Back in June, we reported that El Salvador, the tiny Central American nation known as the home country of many of the migrants who wind up asking for amnesty at the southern border of the US, would become the first country in the world to recognize bitcoin as an official legal tender.
That was weeks ago. Now, the El Salvadoran government is preparing for its new era of relying on bitcoin as its primary means of transacting by installing 200 bitcoin ATMs - which are already popular in the US and in Europe.
President Nayib Bukele shared his plans for the bitcoin rollout via social media on Sunday.
Bukele, who is the principal figure behind the country's push to adopt bitcoin, said El Salvadorans will soon be able to convert their bitcoin to US dollars immediately once bitcoin is recognized as legal tender. To help facilitate this, there will be 200 bitcoin ATMs and also 50 bank branches capable of allowing them to swap their crypto for fiat, and vice-versa.
The "Chivo ATMs" (named after the government's official bitcoin wallet, also called "chivo", which is a slang term for "cool") will eventually be "everywhere" Bukele said, allowing El Salvadorans to withdraw cash or make deposits 24 hours a day without paying commissions or paying any fees. The app will also allow Salvadorans abroad to send money - both dollars and bitcoin instantly to their relatives in El Salvador, saving them the hefty commissions that companies like Western Union demand. Fee-free remittances are expected to save the country some $400MM per year.
Transactions will be commission free, he said, adding that there will also be 50 financial branches across the country for withdrawing or depositing money.
Those who refuse to use bitcoin will still have the option of using the US dollar, which will become the country's other official currency.
"What if someone doesn't want to use Bitcoin?" said Bukele. "Don’t download the [Chivo] app and continue living your normal life. Nobody is going to take your dollars...Someone can always queue up at Western Union and pay a commission."

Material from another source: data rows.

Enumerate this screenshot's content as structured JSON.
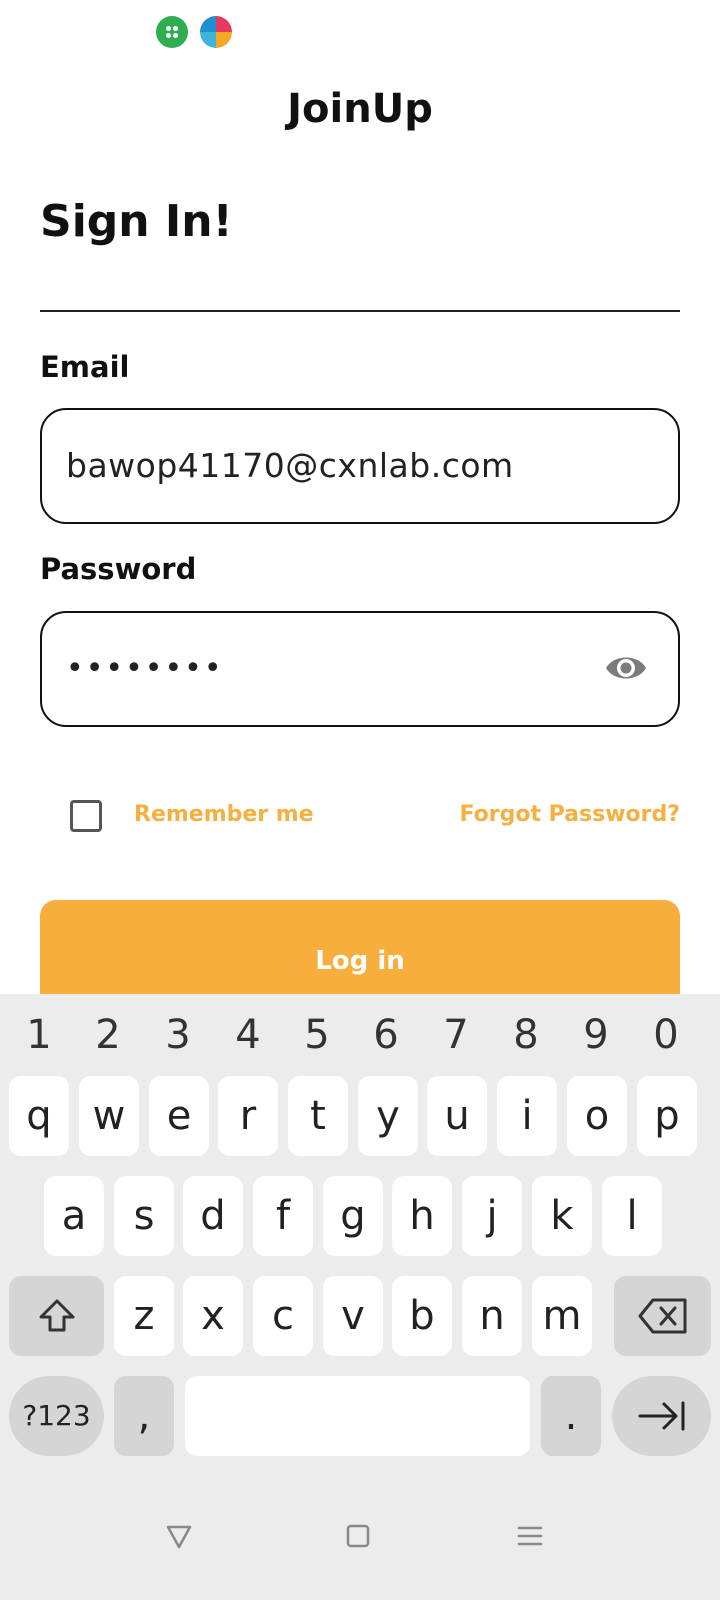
{
  "app": {
    "title": "JoinUp"
  },
  "signin": {
    "heading": "Sign In!",
    "email_label": "Email",
    "email_value": "bawop41170@cxnlab.com",
    "password_label": "Password",
    "password_value": "••••••••",
    "remember_label": "Remember me",
    "forgot_label": "Forgot Password?",
    "login_label": "Log in"
  },
  "keyboard": {
    "numbers": [
      "1",
      "2",
      "3",
      "4",
      "5",
      "6",
      "7",
      "8",
      "9",
      "0"
    ],
    "row1": [
      "q",
      "w",
      "e",
      "r",
      "t",
      "y",
      "u",
      "i",
      "o",
      "p"
    ],
    "row2": [
      "a",
      "s",
      "d",
      "f",
      "g",
      "h",
      "j",
      "k",
      "l"
    ],
    "row3": [
      "z",
      "x",
      "c",
      "v",
      "b",
      "n",
      "m"
    ],
    "symbols_label": "?123",
    "comma_label": ",",
    "period_label": "."
  },
  "colors": {
    "accent": "#f8ae3c",
    "link": "#f4b040"
  }
}
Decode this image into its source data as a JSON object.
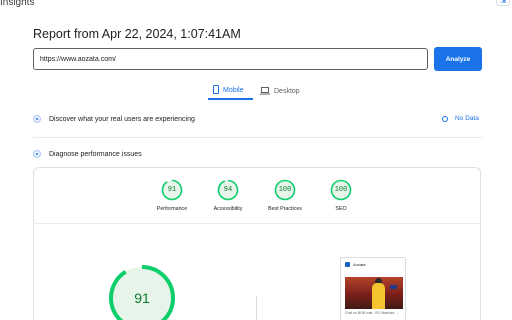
{
  "app": {
    "title": "Insights"
  },
  "report": {
    "title": "Report from Apr 22, 2024, 1:07:41AM"
  },
  "search": {
    "value": "https://www.aozata.com/",
    "analyze_label": "Analyze"
  },
  "tabs": [
    {
      "label": "Mobile",
      "icon": "smartphone-icon",
      "active": true
    },
    {
      "label": "Desktop",
      "icon": "laptop-icon",
      "active": false
    }
  ],
  "field_data": {
    "title": "Discover what your real users are experiencing",
    "status": "No Data"
  },
  "diagnose": {
    "title": "Diagnose performance issues"
  },
  "scores": [
    {
      "value": "91",
      "label": "Performance"
    },
    {
      "value": "94",
      "label": "Accessibility"
    },
    {
      "value": "100",
      "label": "Best Practices"
    },
    {
      "value": "100",
      "label": "SEO"
    }
  ],
  "main_score": {
    "value": "91"
  },
  "preview": {
    "site_name": "Aozata",
    "caption": "Chat on BOB chat · IPL Matches: ..."
  },
  "colors": {
    "accent": "#1a73e8",
    "pass": "#0cce6b",
    "pass_text": "#0c7a2d"
  }
}
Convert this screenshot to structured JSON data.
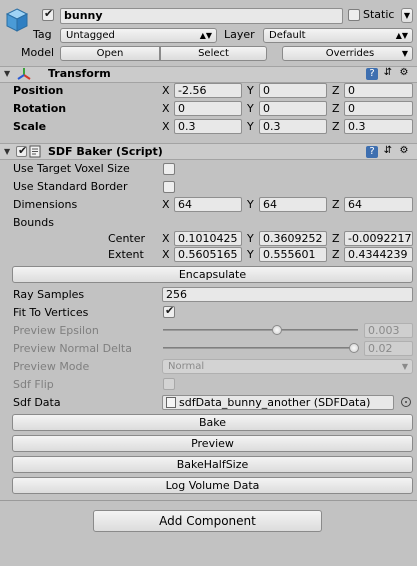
{
  "object": {
    "active": true,
    "name": "bunny",
    "static_label": "Static",
    "static_checked": false,
    "tag_label": "Tag",
    "tag_value": "Untagged",
    "layer_label": "Layer",
    "layer_value": "Default",
    "model_label": "Model",
    "open_label": "Open",
    "select_label": "Select",
    "overrides_label": "Overrides"
  },
  "transform": {
    "title": "Transform",
    "rows": [
      {
        "label": "Position",
        "x": "-2.56",
        "y": "0",
        "z": "0"
      },
      {
        "label": "Rotation",
        "x": "0",
        "y": "0",
        "z": "0"
      },
      {
        "label": "Scale",
        "x": "0.3",
        "y": "0.3",
        "z": "0.3"
      }
    ]
  },
  "axes": {
    "x": "X",
    "y": "Y",
    "z": "Z"
  },
  "sdf": {
    "title": "SDF Baker (Script)",
    "use_target_voxel_label": "Use Target Voxel Size",
    "use_target_voxel_checked": false,
    "use_standard_border_label": "Use Standard Border",
    "use_standard_border_checked": false,
    "dimensions_label": "Dimensions",
    "dimensions": {
      "x": "64",
      "y": "64",
      "z": "64"
    },
    "bounds_label": "Bounds",
    "center_label": "Center",
    "center": {
      "x": "0.1010425",
      "y": "0.3609252",
      "z": "-0.0092217"
    },
    "extent_label": "Extent",
    "extent": {
      "x": "0.5605165",
      "y": "0.555601",
      "z": "0.4344239"
    },
    "encapsulate_label": "Encapsulate",
    "ray_samples_label": "Ray Samples",
    "ray_samples": "256",
    "fit_to_vertices_label": "Fit To Vertices",
    "fit_to_vertices_checked": true,
    "preview_epsilon_label": "Preview Epsilon",
    "preview_epsilon": "0.003",
    "preview_epsilon_slider_fraction": 0.6,
    "preview_normal_delta_label": "Preview Normal Delta",
    "preview_normal_delta": "0.02",
    "preview_normal_delta_slider_fraction": 1.0,
    "preview_mode_label": "Preview Mode",
    "preview_mode": "Normal",
    "sdf_flip_label": "Sdf Flip",
    "sdf_flip_checked": false,
    "sdf_data_label": "Sdf Data",
    "sdf_data_value": "sdfData_bunny_another (SDFData)",
    "bake_label": "Bake",
    "preview_label": "Preview",
    "bake_half_size_label": "BakeHalfSize",
    "log_volume_label": "Log Volume Data"
  },
  "add_component_label": "Add Component",
  "icons": [
    "gameobject-cube-icon",
    "transform-axes-icon",
    "script-icon",
    "help-book-icon",
    "preset-sliders-icon",
    "settings-gear-icon",
    "object-picker-icon"
  ]
}
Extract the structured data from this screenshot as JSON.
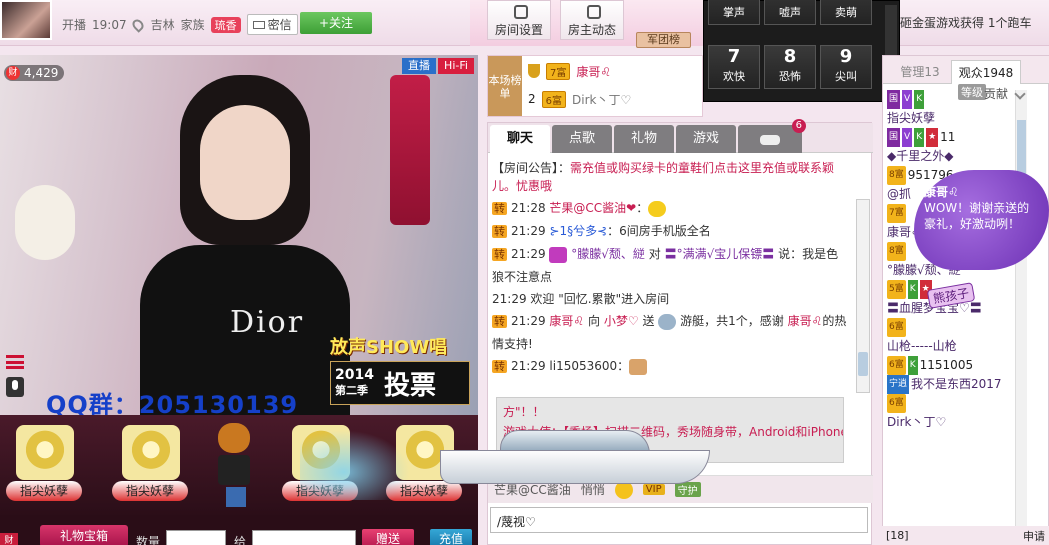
{
  "header": {
    "status": "开播",
    "time": "19:07",
    "location": "吉林",
    "family_label": "家族",
    "family_badge": "琉香",
    "message_button": "密信",
    "follow_button": "+关注",
    "room_settings": "房间设置",
    "host_news": "房主动态",
    "army_rank": "军团榜",
    "marquee": "砸金蛋游戏获得 1个跑车"
  },
  "keypad": [
    {
      "num": "4",
      "label": "掌声"
    },
    {
      "num": "5",
      "label": "嘘声"
    },
    {
      "num": "6",
      "label": "卖萌"
    },
    {
      "num": "7",
      "label": "欢快"
    },
    {
      "num": "8",
      "label": "恐怖"
    },
    {
      "num": "9",
      "label": "尖叫"
    }
  ],
  "video": {
    "wealth_icon": "财",
    "wealth_value": "4,429",
    "live_tag": "直播",
    "hifi_tag": "Hi-Fi",
    "shirt_text": "Dior",
    "qq_group": "QQ群：205130139",
    "show_title": "放声SHOW唱",
    "show_year": "2014",
    "show_season": "第二季",
    "show_vote": "投票"
  },
  "gifts": [
    {
      "label": "指尖妖孽"
    },
    {
      "label": "指尖妖孽"
    },
    {
      "label": "指尖妖孽"
    },
    {
      "label": "指尖妖孽"
    }
  ],
  "bottom_bar": {
    "wealth_small": "财",
    "gift_box_button": "礼物宝箱",
    "quantity_label": "数量",
    "give_label": "给",
    "send_button": "赠送",
    "recharge_button": "充值"
  },
  "ranking": {
    "side_label": "本场榜单",
    "rows": [
      {
        "rank": "1",
        "level": "7富",
        "name": "康哥♌"
      },
      {
        "rank": "2",
        "level": "6富",
        "name": "Dirk丶丁♡"
      }
    ]
  },
  "chat": {
    "tabs": [
      "聊天",
      "点歌",
      "礼物",
      "游戏"
    ],
    "car_badge": "6",
    "announcement_prefix": "【房间公告】：",
    "announcement_text": "需充值或购买绿卡的童鞋们点击这里充值或联系颖儿。忧惠哦",
    "zhuan": "转",
    "messages": [
      {
        "time": "21:28",
        "user": "芒果@CC酱油❤",
        "text": "："
      },
      {
        "time": "21:29",
        "user": "⊱1§兮多⊰",
        "text": "：6间房手机版全名"
      },
      {
        "time": "21:29",
        "user": "°朦朦√颓、縌",
        "text": "对",
        "user2": "〓°满满√宝儿保镖〓",
        "text2": "说：我是色狼不注意点"
      },
      {
        "time": "21:29",
        "text": "欢迎 \"回忆.累散\"进入房间"
      },
      {
        "time": "21:29",
        "user": "康哥♌",
        "text": "向",
        "user2": "小梦♡",
        "text2": "送",
        "text3": "游艇，共1个，感谢",
        "user3": "康哥♌",
        "text4": "的热情支持!"
      },
      {
        "time": "21:29",
        "user": "li15053600",
        "text": "："
      }
    ],
    "private_lines": [
      "方\"！！",
      "游戏大使：【秀场】扫描二维码，秀场随身带，Android和iPhone"
    ],
    "toolbar": {
      "target": "芒果@CC酱油",
      "dropdown": "悄悄",
      "vip": "VIP",
      "private": "守护"
    },
    "input_value": "/蔑视♡"
  },
  "right_panel": {
    "tabs": [
      "管理13",
      "观众1948"
    ],
    "grade_label": "等级",
    "contrib_label": "贡献",
    "users": [
      {
        "badges": [
          "国",
          "V",
          "K"
        ],
        "name": ""
      },
      {
        "badges": [],
        "name": "指尖妖孽"
      },
      {
        "badges": [
          "国",
          "V",
          "K",
          "★"
        ],
        "name": "11"
      },
      {
        "badges": [],
        "name": "◆千里之外◆"
      },
      {
        "badges": [
          "8富"
        ],
        "name": "951796"
      },
      {
        "badges": [],
        "name": "@抓"
      },
      {
        "badges": [
          "7富"
        ],
        "name": ""
      },
      {
        "badges": [],
        "name": "康哥♌"
      },
      {
        "badges": [
          "8富"
        ],
        "name": ""
      },
      {
        "badges": [],
        "name": "°朦朦√颓、縌"
      },
      {
        "badges": [
          "5富",
          "K",
          "★"
        ],
        "name": ""
      },
      {
        "badges": [],
        "name": "〓血腥梦宝宝♡〓"
      },
      {
        "badges": [
          "6富"
        ],
        "name": ""
      },
      {
        "badges": [],
        "name": "山枪-----山枪"
      },
      {
        "badges": [
          "6富",
          "K"
        ],
        "name": "1151005"
      },
      {
        "badges": [
          "宁逍"
        ],
        "name": "我不是东西2017"
      },
      {
        "badges": [
          "6富"
        ],
        "name": ""
      },
      {
        "badges": [],
        "name": "Dirk丶丁♡"
      }
    ],
    "bubble_name": "康哥♌",
    "bubble_text": "WOW！谢谢亲送的豪礼，好激动咧！",
    "sticker_text": "熊孩子",
    "bottom_count": "[18]",
    "bottom_apply": "申请"
  }
}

Bukele first announced his plans to make bitcoin legal tender at the Bitcoin 2021 conference in Miami. The bill swiftly passed through the country's legislative assembly, and is now slated to take effect on Sept. 7.
On that day, Salvadorans will be able to download the government-backed Chivo digital wallet, and enter their ID number and receive $30 in bitcoin, according to comments from Finance Minister Alejandro Zelaya, who delivered an interview on a local TV station Monday. The government has also created a $150MM fund to back Bitcoin-to-dollar conversions, he said.
To help further strengthen El Salvador's crypto economy, Bukele has also asked a state-owned geothermal power company to make its facilities available to bitcoin miners.
With crypto prices back on the rise, might the start of El Salvador's big experiment have an impact on crypto markets? Or will Salvadorans overwhelmingly prefer transacting in US dollars instead of the digital currency?